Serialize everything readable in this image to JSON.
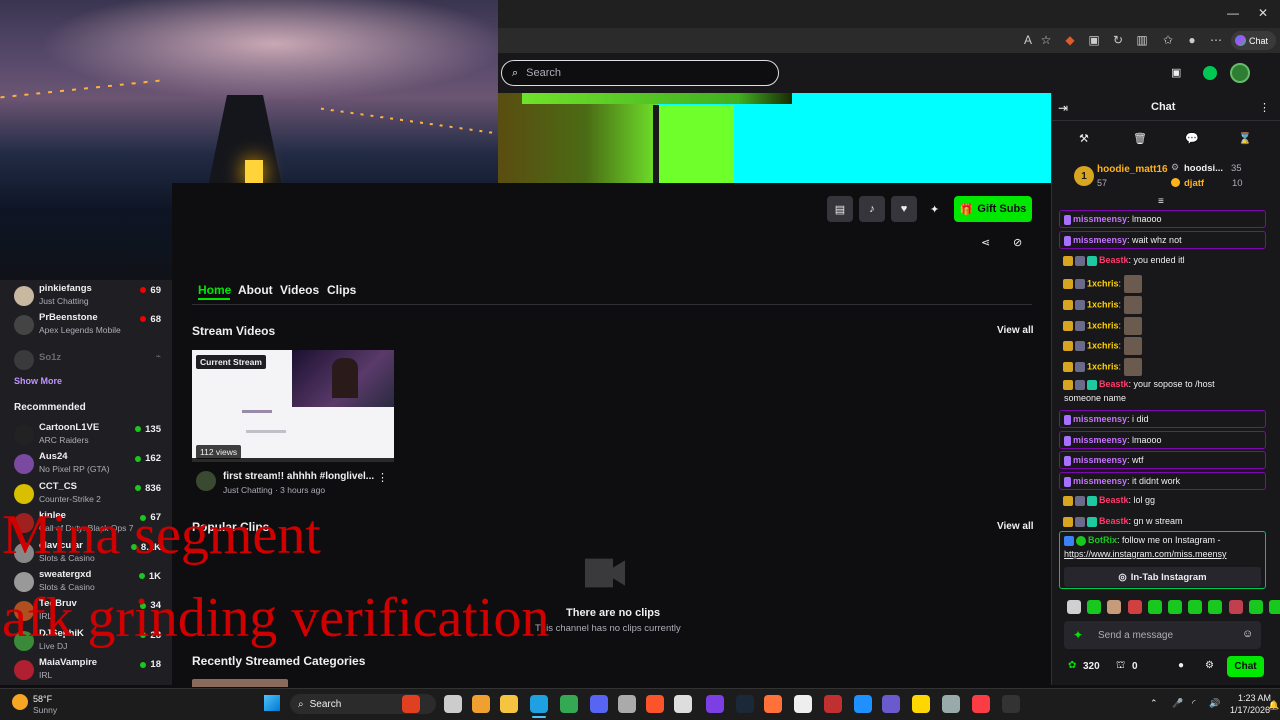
{
  "browser": {
    "chat_pill": "Chat",
    "window_buttons": [
      "—",
      "❐",
      "✕"
    ]
  },
  "topbar": {
    "search_placeholder": "Search"
  },
  "channel_actions": {
    "gift_subs": "Gift Subs"
  },
  "tabs": [
    "Home",
    "About",
    "Videos",
    "Clips"
  ],
  "sidebar": {
    "following": [
      {
        "name": "pinkiefangs",
        "category": "Just Chatting",
        "viewers": "69",
        "color": "#c9b8a0"
      },
      {
        "name": "PrBeenstone",
        "category": "Apex Legends Mobile",
        "viewers": "68",
        "color": "#444"
      },
      {
        "name": "So1z",
        "category": "",
        "viewers": "",
        "color": "#555"
      }
    ],
    "show_more": "Show More",
    "recommended_title": "Recommended",
    "recommended": [
      {
        "name": "CartoonL1VE",
        "category": "ARC Raiders",
        "viewers": "135",
        "color": "#222"
      },
      {
        "name": "Aus24",
        "category": "No Pixel RP (GTA)",
        "viewers": "162",
        "color": "#7a4aa0"
      },
      {
        "name": "CCT_CS",
        "category": "Counter-Strike 2",
        "viewers": "836",
        "color": "#d8c000"
      },
      {
        "name": "kinlee",
        "category": "Call of Duty: Black Ops 7",
        "viewers": "67",
        "color": "#a02020"
      },
      {
        "name": "clavicular",
        "category": "Slots & Casino",
        "viewers": "8.1K",
        "color": "#888"
      },
      {
        "name": "sweatergxd",
        "category": "Slots & Casino",
        "viewers": "1K",
        "color": "#999"
      },
      {
        "name": "TedBruv",
        "category": "IRL",
        "viewers": "34",
        "color": "#b05020"
      },
      {
        "name": "DJSephiK",
        "category": "Live DJ",
        "viewers": "28",
        "color": "#3a8a3a"
      },
      {
        "name": "MaiaVampire",
        "category": "IRL",
        "viewers": "18",
        "color": "#b02030"
      }
    ]
  },
  "main": {
    "stream_videos_title": "Stream Videos",
    "view_all": "View all",
    "video": {
      "badge": "Current Stream",
      "views": "112 views",
      "title": "first stream!! ahhhh #longlivel...",
      "meta": "Just Chatting · 3 hours ago"
    },
    "popular_clips_title": "Popular Clips",
    "no_clips_title": "There are no clips",
    "no_clips_sub": "This channel has no clips currently",
    "recent_categories_title": "Recently Streamed Categories"
  },
  "overlay": {
    "line1": "Mina segment",
    "line2": "afk grinding verification"
  },
  "chat": {
    "title": "Chat",
    "leaderboard": [
      {
        "rank": "1",
        "name": "hoodie_matt16",
        "score": "57"
      },
      {
        "name": "hoodsi...",
        "score": "35"
      },
      {
        "name": "djatf",
        "score": "10"
      }
    ],
    "messages": [
      {
        "user": "missmeensy",
        "text": ": lmaooo",
        "color": "#c772ff",
        "hl": true
      },
      {
        "user": "missmeensy",
        "text": ": wait whz not",
        "color": "#c772ff",
        "hl": true
      },
      {
        "user": "Beastk",
        "text": ": you ended itl",
        "color": "#ff3b6b",
        "hl": false
      },
      {
        "user": "1xchris",
        "text": ":",
        "color": "#ffd200",
        "hl": false,
        "emote": true
      },
      {
        "user": "1xchris",
        "text": ":",
        "color": "#ffd200",
        "hl": false,
        "emote": true
      },
      {
        "user": "1xchris",
        "text": ":",
        "color": "#ffd200",
        "hl": false,
        "emote": true
      },
      {
        "user": "1xchris",
        "text": ":",
        "color": "#ffd200",
        "hl": false,
        "emote": true
      },
      {
        "user": "1xchris",
        "text": ":",
        "color": "#ffd200",
        "hl": false,
        "emote": true
      },
      {
        "user": "Beastk",
        "text": ": your sopose to /host",
        "color": "#ff3b6b",
        "hl": false,
        "cont": "someone name"
      },
      {
        "user": "missmeensy",
        "text": ": i did",
        "color": "#c772ff",
        "hl": true
      },
      {
        "user": "missmeensy",
        "text": ": lmaooo",
        "color": "#c772ff",
        "hl": true
      },
      {
        "user": "missmeensy",
        "text": ": wtf",
        "color": "#c772ff",
        "hl": true
      },
      {
        "user": "missmeensy",
        "text": ": it didnt work",
        "color": "#c772ff",
        "hl": true
      },
      {
        "user": "Beastk",
        "text": ": lol gg",
        "color": "#ff3b6b",
        "hl": false
      },
      {
        "user": "Beastk",
        "text": ": gn w stream",
        "color": "#ff3b6b",
        "hl": false
      }
    ],
    "bot": {
      "user": "BotRix",
      "text": ": follow me on Instagram -",
      "link": "https://www.instagram.com/miss.meensy",
      "button": "In-Tab Instagram"
    },
    "input_placeholder": "Send a message",
    "points": "320",
    "gifts": "0",
    "send_label": "Chat"
  },
  "taskbar": {
    "weather_temp": "58°F",
    "weather_desc": "Sunny",
    "search_label": "Search",
    "time": "1:23 AM",
    "date": "1/17/2026"
  },
  "colors": {
    "twitch_green": "#00e700",
    "highlight_border": "#8205b4",
    "overlay_red": "#d00000"
  }
}
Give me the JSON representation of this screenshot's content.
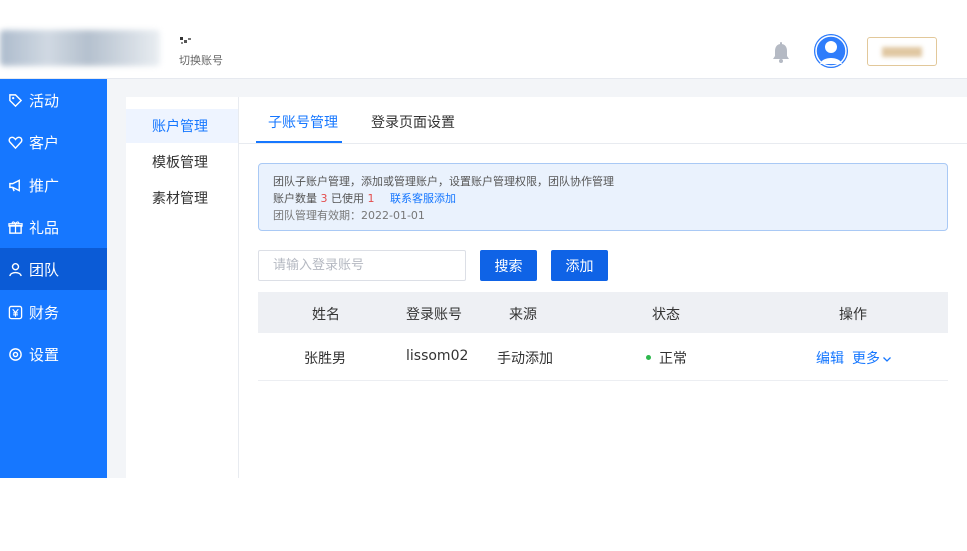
{
  "header": {
    "switch_account": "切换账号",
    "icons": {
      "switch": "switch-account-icon",
      "bell": "bell-icon",
      "avatar": "user-avatar-icon"
    }
  },
  "sidebar": {
    "items": [
      {
        "label": "活动",
        "icon": "tag-icon"
      },
      {
        "label": "客户",
        "icon": "heart-icon"
      },
      {
        "label": "推广",
        "icon": "megaphone-icon"
      },
      {
        "label": "礼品",
        "icon": "gift-icon"
      },
      {
        "label": "团队",
        "icon": "person-icon",
        "active": true
      },
      {
        "label": "财务",
        "icon": "yen-icon"
      },
      {
        "label": "设置",
        "icon": "settings-icon"
      }
    ]
  },
  "submenu": {
    "items": [
      {
        "label": "账户管理",
        "active": true
      },
      {
        "label": "模板管理"
      },
      {
        "label": "素材管理"
      }
    ]
  },
  "tabs": [
    {
      "label": "子账号管理",
      "active": true
    },
    {
      "label": "登录页面设置"
    }
  ],
  "notice": {
    "line1": "团队子账户管理，添加或管理账户，设置账户管理权限，团队协作管理",
    "count_label": "账户数量",
    "count": "3",
    "used_label": "已使用",
    "used": "1",
    "link": "联系客服添加",
    "expire": "团队管理有效期：2022-01-01"
  },
  "search": {
    "placeholder": "请输入登录账号",
    "value": "",
    "search_label": "搜索",
    "add_label": "添加"
  },
  "table": {
    "columns": [
      "姓名",
      "登录账号",
      "来源",
      "状态",
      "操作"
    ],
    "rows": [
      {
        "name": "张胜男",
        "account": "lissom02",
        "source": "手动添加",
        "status": "正常",
        "edit": "编辑",
        "more": "更多"
      }
    ]
  },
  "colors": {
    "primary": "#1677ff",
    "sidebar_active": "#0b5bd6",
    "status_ok": "#2db84d",
    "highlight": "#e34d4d"
  }
}
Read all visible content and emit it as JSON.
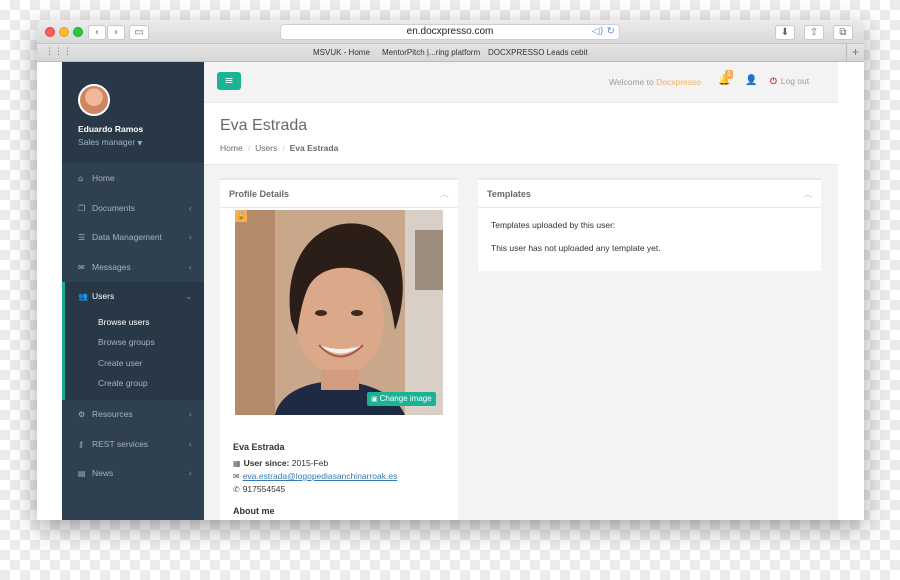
{
  "browser": {
    "url": "en.docxpresso.com",
    "bookmarks": [
      "MSVUK - Home",
      "MentorPitch |...ring platform",
      "DOCXPRESSO Leads cebit"
    ]
  },
  "sidebar": {
    "profile_name": "Eduardo Ramos",
    "profile_role": "Sales manager",
    "items": [
      {
        "label": "Home",
        "icon": "home-icon"
      },
      {
        "label": "Documents",
        "icon": "documents-icon"
      },
      {
        "label": "Data Management",
        "icon": "database-icon"
      },
      {
        "label": "Messages",
        "icon": "envelope-icon"
      },
      {
        "label": "Users",
        "icon": "users-icon"
      },
      {
        "label": "Resources",
        "icon": "cogs-icon"
      },
      {
        "label": "REST services",
        "icon": "key-icon"
      },
      {
        "label": "News",
        "icon": "newspaper-icon"
      }
    ],
    "users_subitems": [
      "Browse users",
      "Browse groups",
      "Create user",
      "Create group"
    ]
  },
  "topbar": {
    "welcome_prefix": "Welcome to",
    "brand": "Docxpresso",
    "notification_count": "1",
    "logout_label": "Log out"
  },
  "heading": {
    "title": "Eva Estrada",
    "breadcrumb": [
      "Home",
      "Users",
      "Eva Estrada"
    ]
  },
  "profile": {
    "panel_title": "Profile Details",
    "change_image_label": "Change image",
    "name": "Eva Estrada",
    "user_since_label": "User since:",
    "user_since_value": "2015-Feb",
    "email": "eva.estrada@logopediasanchinarroak.es",
    "phone": "917554545",
    "about_label": "About me"
  },
  "templates": {
    "panel_title": "Templates",
    "uploaded_label": "Templates uploaded by this user:",
    "empty_message": "This user has not uploaded any template yet."
  },
  "colors": {
    "sidebar_bg": "#2f4050",
    "accent_green": "#1ab394",
    "brand_orange": "#f8ac59",
    "logout_red": "#d9282c"
  }
}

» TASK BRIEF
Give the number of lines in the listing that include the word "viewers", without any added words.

» RESPONSE FOR THIS EXERCISE
12